Monday, March 21, 2016

Top 5 Must Do's for the New to In House Lawyer

I've written about what I wished I learned in law school to make me a better business partner (What I wish I learned in law school); what outside counsel should do to win/keep my business (10 Commandments); and what the first in house lawyer should do to set up a successful department (Top 5 Must Do's For the First In House Counsel).  Lately I've been asked a lot about what the transitioning lawyer should think about.  How do you make the move from firm to in house?  And once there, what do you need to do to be successful?  So here's my Top 5 for the New to In House Lawyer.

1. Drop the ego at the door. One of the first pieces of advice given to attorneys making the jump from firm to corporate america is to remember that you are going from a profit maker to a cost center.  It seems common sense, but you wouldn't believe how many people fail to realize what this looks like in reality.  No, you most likely won't have your own admin/secretary.  If you're lucky you can share one with the department, but no she won't make your lunch plans or type up that letter for you.  She has her own job and it has very little to do with you.  And when it comes time for bonus, stock options, etc., unless you're the GC, don't expect that you'll be valued very high in the hierarchy of the company.  Sales people and the developers making the company's best selling products come before you.  Don't get jealous - if they do their jobs well it means more money for everyone.  Your job now is to support them.  Help the company figure out how to make money.  In the end everyone wins, but your contribution won't be publicly recognized very often.

2. Get to know your company and industry. As a firm lawyer, you have many clients.  You may specialize in a particular area of law and/or industry.  But you will quickly learn that you know very little about how the company actually runs.  You need to know not just the easily researched facts, but the specifics and nuances that come to play in your particular industry. Some industries have a frenemy approach to competition.  Friendly when needed, but always watching the other guy.  Others can be outright hostile, the competition is evil.  Know which one you're in.  Get to know how your company operates within the ecosystem.  You should know how the product works; what the customer sees when interacting with your company; and most of all where the money comes from.  Without this, you'll never understand the big picture strategy.

3. Be prepared to show your worth. Hourly billing may be over but tracking isn't. More and more legal teams are being asked to justify the cost.  Executive teams and boards love metrics - dollars saved in outside spending, number of contracts reviewed monthly, average turn around times, reduction in claims filed, etc. It's a simple enough concept, and makes total sense.  When you can show the people with the purse strings how hard your team is working they're more likely to give up a little extra at bonus time or allow a new hire even when things are tight.  However, it also means that all members of the team need to track things.  Sometimes, technology makes this easy.  Contract management software will help with some of those stats.  But other things just have to be tracked and communicated the old fashioned way.  It sucks to track time spent on a project, but without it there isn't an easy way to justify that new technology or new hire that would ease the load.

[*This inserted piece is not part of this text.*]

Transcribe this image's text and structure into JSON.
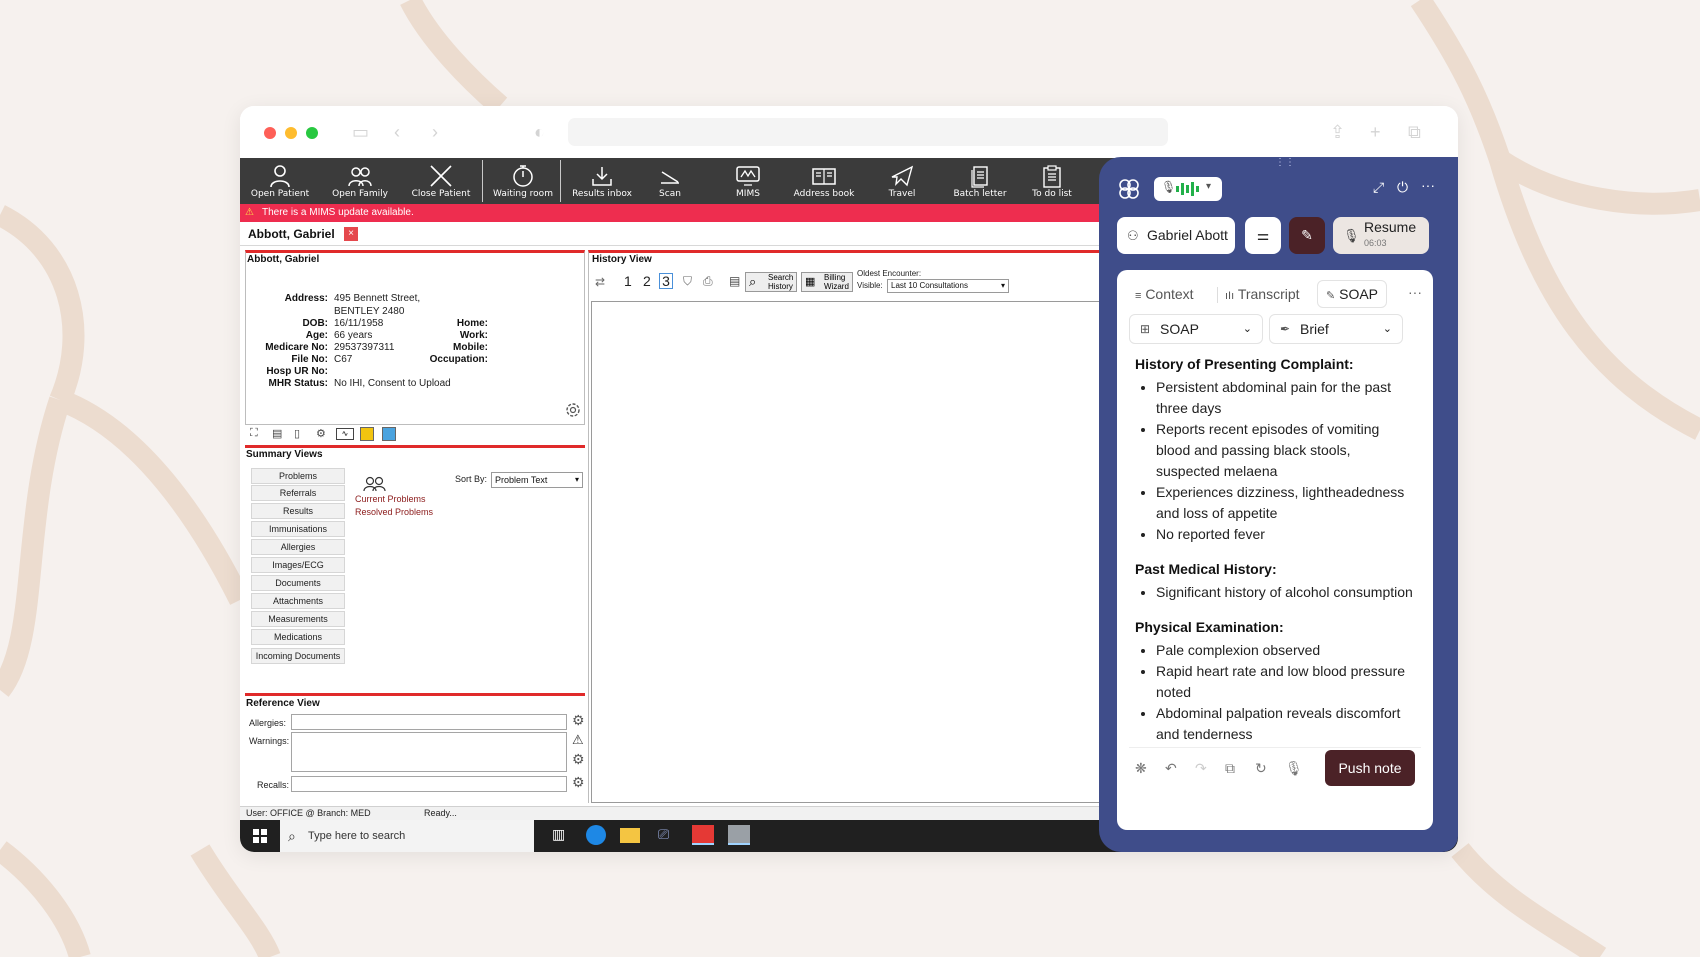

4. Join ACC or a similar in house community. Congratulations. You no longer have to generate business like the old days.  And because of that, it becomes very easy to keep your head down, get the job done and then go home to the family.  It's easy to get isolated from the legal community.  But you do so at your own risk.  First, you no longer have a firm full of specialist at your fingers that you can ask a quick question to see if you're on the right track. It's harder to find a mentor who will advise you when the VP of Marketing starts being unreasonable. And when a few years down the line you need to find a new job, you have no idea where to start.  An in house community will provide an easy way to network with other people just like you, usually at reasonable times that don't impact too much on that precious work-life balance that you left the firm for.  Most, like ACC, will also offer online resources that give you a quick reference for that odd problem that everyone faces once, but only once.  And when it's time to start looking for a new job, you'll be amazed at how supportive they'll be sending you opportunities and making introductions to hiring GCs/CFOs/CEOs for positions that will never be posted.

5. Learn to embrace risk. Every company has it's own risk profile.  When you're outside looking in you tend to provide a full laundry list of potential risk to the client and let them figure out what matters.  After all, you're the lawyer not the business decision maker.  And then you move in house and you find that the business decision maker wants a yes or no and very rarely has time for a long explanation of the answer.  So you'll have to learn the risk appetite of your company and it's particular managers.  You'll have to learn how to read the decision maker to know if they're looking for a yes or a no to the question posed.  You'll have to learn how to be okay with the fact that not everything will be passed through legal before it goes to market.  And you'll have to do all this while still keeping as bright a line as you can between you the lawyer and business decisions being made.  It's something we all struggle with, even after years of being in house.  So good luck. And welcome to the in house community.